Low Cost – Simple mechanical design allows overhead projectors to be produced for $100-$300 generally. Much less expensive than digital projectors.

Advantages of LCD Projectors Over Overhead Projectors

Here are some of the key advantages of LCD projectors compared to overhead projectors:

Image quality – LCD projectors produce much sharper, higher-resolution images than overhead projectors. The image quality from an overhead is limited by the transparency.

Brightness – LCD projectors are capable of producing thousands of lumens, resulting in incredibly bright projections ideal for well-lit rooms. Overheads have less brightness.

Size – LCD projectors can display image sizes over 100 inches diagonally. Overhead projectors max out around 30 inches.

Portability – Many LCD projectors are lightweight and easy to transport. Overhead projectors are large and not portable.

Connectivity – LCD projectors can connect to laptops, DVD players, document cameras, etc. allowing for varied display sources. Overheads require transparencies.

Interactivity – Using interactive whiteboards, LCD projectors can enable touch control, digital ink, and other interactive features. Overheads cannot do this.

Versatility – LCD projectors work for presentations, videos, interactive sessions, and more. Overheads primarily work for transparencies.

Networking – LCD projectors can interface with networks and allow for features like remote monitoring. Overheads do not have networking capability.

Advantages of Overhead Projectors Over LCD Projectors

Let’s take a look at some potential advantages of overhead projectors compared to LCD projectors:

Simplicity – Overhead projectors are very simple to use. Just place a transparency on the stage and project. LCD projectors require connecting and setting up sources.

Transparency writing – Overheads allow you to write directly on the transparencies during projection for dynamic presentations. LCD projectors require digital writing capabilities.

Cost – Basic overhead projectors are substantially less expensive than even entry-level LCD projectors. The maintenance costs are also lower.

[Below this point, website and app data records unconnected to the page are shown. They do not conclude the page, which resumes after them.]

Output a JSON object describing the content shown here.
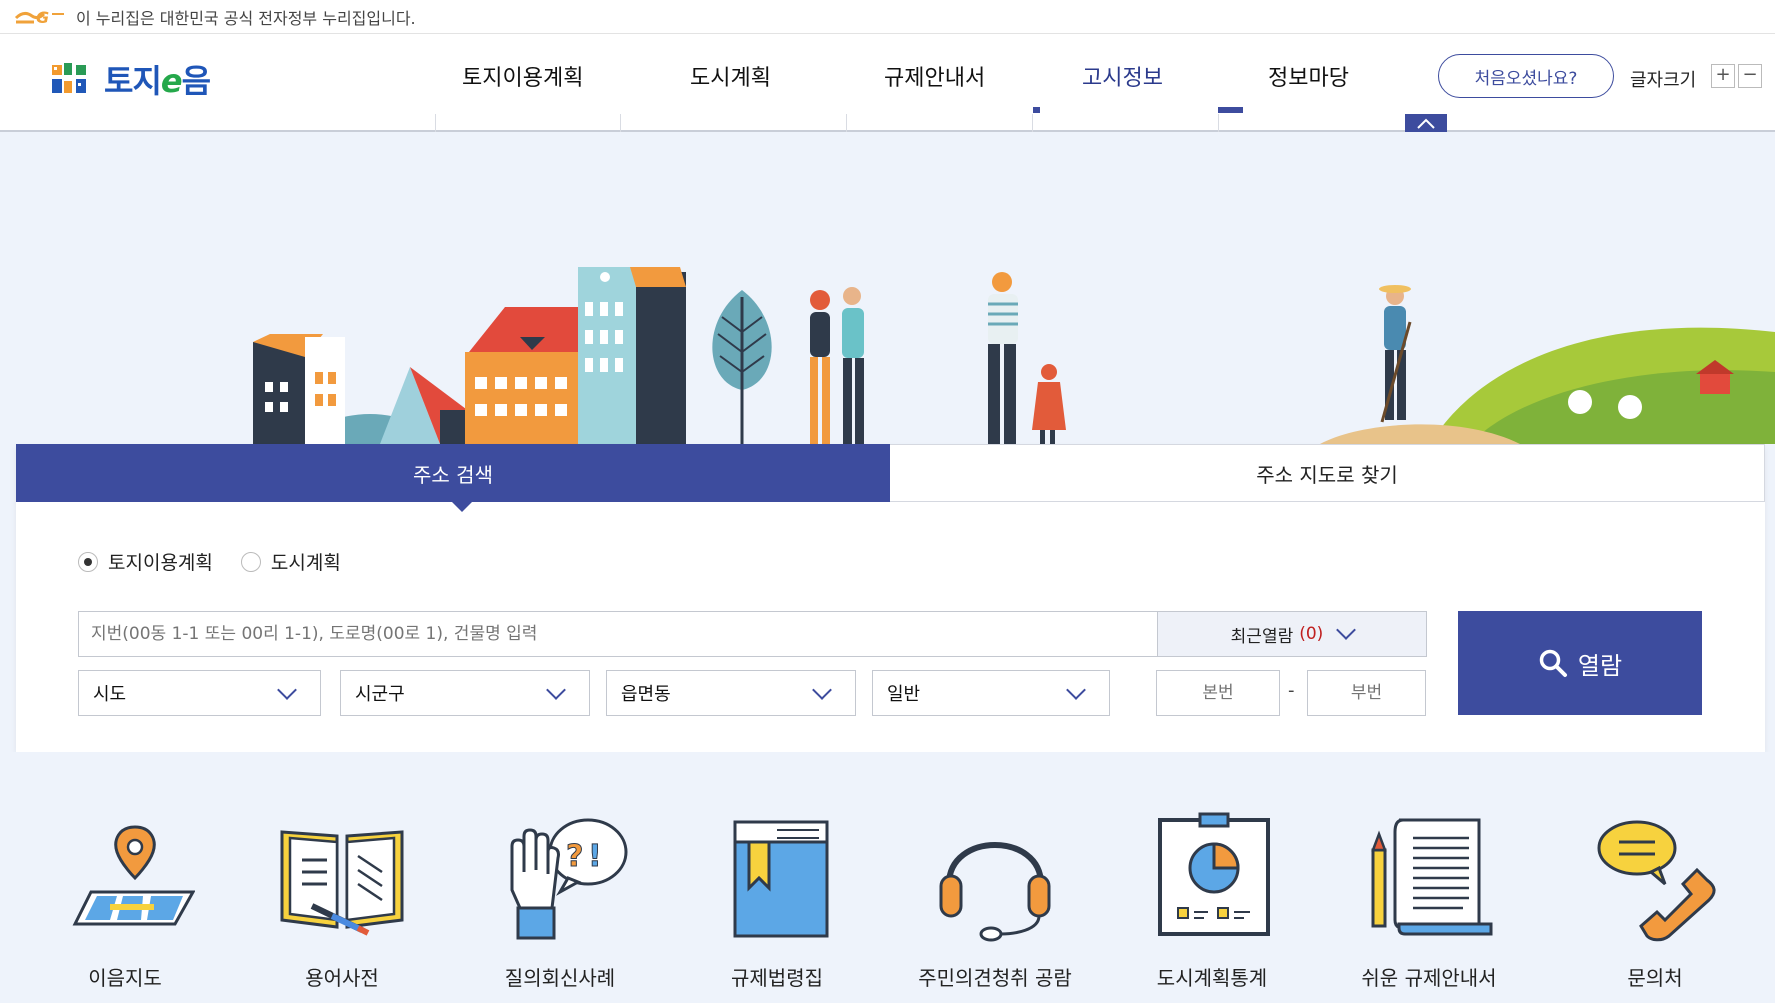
{
  "gov_banner": {
    "text": "이 누리집은 대한민국 공식 전자정부 누리집입니다."
  },
  "brand": {
    "logo_text_a": "토지",
    "logo_text_e": "e",
    "logo_text_b": "음"
  },
  "gnb": [
    {
      "label": "토지이용계획"
    },
    {
      "label": "도시계획"
    },
    {
      "label": "규제안내서"
    },
    {
      "label": "고시정보"
    },
    {
      "label": "정보마당"
    }
  ],
  "header": {
    "first_visit": "처음오셨나요?",
    "font_size_label": "글자크기",
    "plus": "+",
    "minus": "−"
  },
  "colors": {
    "primary": "#3d4c9e",
    "accent_red": "#c02020",
    "background": "#eef3fb"
  },
  "search": {
    "tabs": [
      {
        "label": "주소 검색"
      },
      {
        "label": "주소 지도로 찾기"
      }
    ],
    "radios": [
      {
        "label": "토지이용계획",
        "checked": true
      },
      {
        "label": "도시계획",
        "checked": false
      }
    ],
    "address_placeholder": "지번(00동 1-1 또는 00리 1-1), 도로명(00로 1), 건물명 입력",
    "recent_label": "최근열람",
    "recent_count": "(0)",
    "selects": [
      {
        "value": "시도"
      },
      {
        "value": "시군구"
      },
      {
        "value": "읍면동"
      },
      {
        "value": "일반"
      }
    ],
    "main_no_placeholder": "본번",
    "sub_no_placeholder": "부번",
    "dash": "-",
    "open_label": "열람"
  },
  "quick_links": [
    {
      "label": "이음지도",
      "icon": "map-pin-icon"
    },
    {
      "label": "용어사전",
      "icon": "open-book-icon"
    },
    {
      "label": "질의회신사례",
      "icon": "question-hand-icon"
    },
    {
      "label": "규제법령집",
      "icon": "law-book-icon"
    },
    {
      "label": "주민의견청취 공람",
      "icon": "headset-icon"
    },
    {
      "label": "도시계획통계",
      "icon": "chart-board-icon"
    },
    {
      "label": "쉬운 규제안내서",
      "icon": "document-scroll-icon"
    },
    {
      "label": "문의처",
      "icon": "phone-chat-icon"
    }
  ]
}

Durability – Overhead projectors are simple mechanical devices that can last for decades. LCD projectors have more components that can fail over time.

No startup time – Overhead projectors turn on instantly. LCD projectors require booting up which can take a minute or more.

No software/drivers – Overheads work independently of any software or hardware. Some LCD projectors require specific drivers and compatibility issues can occur.

Shape – The upright format of overheads is preferred by some people compared to the wide rectangular LCD projection format.

Light pointer – Overheads allow the presenter to use a light pointer that is visible on the projected image. LCD projectors require digital pointers.

Choosing Between an LCD Projector and an Overhead Projector

When choosing between an LCD projector and an overhead projector, there are several factors to consider. 

LCD projectors offer superior image quality, brightness, large projection size, portability, and versatility with connectivity to various devices. 

However, overhead projectors provide a simpler, instant-on solution that allows you to write directly on transparencies and avoids any software/compatibility issues. Overheads are also far less expensive.

The ideal choice depends on the specific needs and situation. For large audiences and presentations with high multimedia demands, the image quality and versatility of LCD projectors make them the better choice despite their higher cost. 

But for small groups where simplicity and cost are the priorities, an overhead projector can be a perfectly viable option if image size and quality are not as important. 

Overall, LCD projectors are superior for most modern presentation needs, but overhead projectors still offer unique advantages that can make them a preferred solution depending on the context. 

Balancing all the factors allows you to determine the best projection technology for any given presentation scenario.

In Summary

Whether an LCD projector or overhead projector is best for your needs will depend on factors like your budget, room lighting environment, portability needs, and intended usage. 

Hopefully comparing their key technological differences has helped you determine which type may be the right fit to enhance your presentations and visual displays.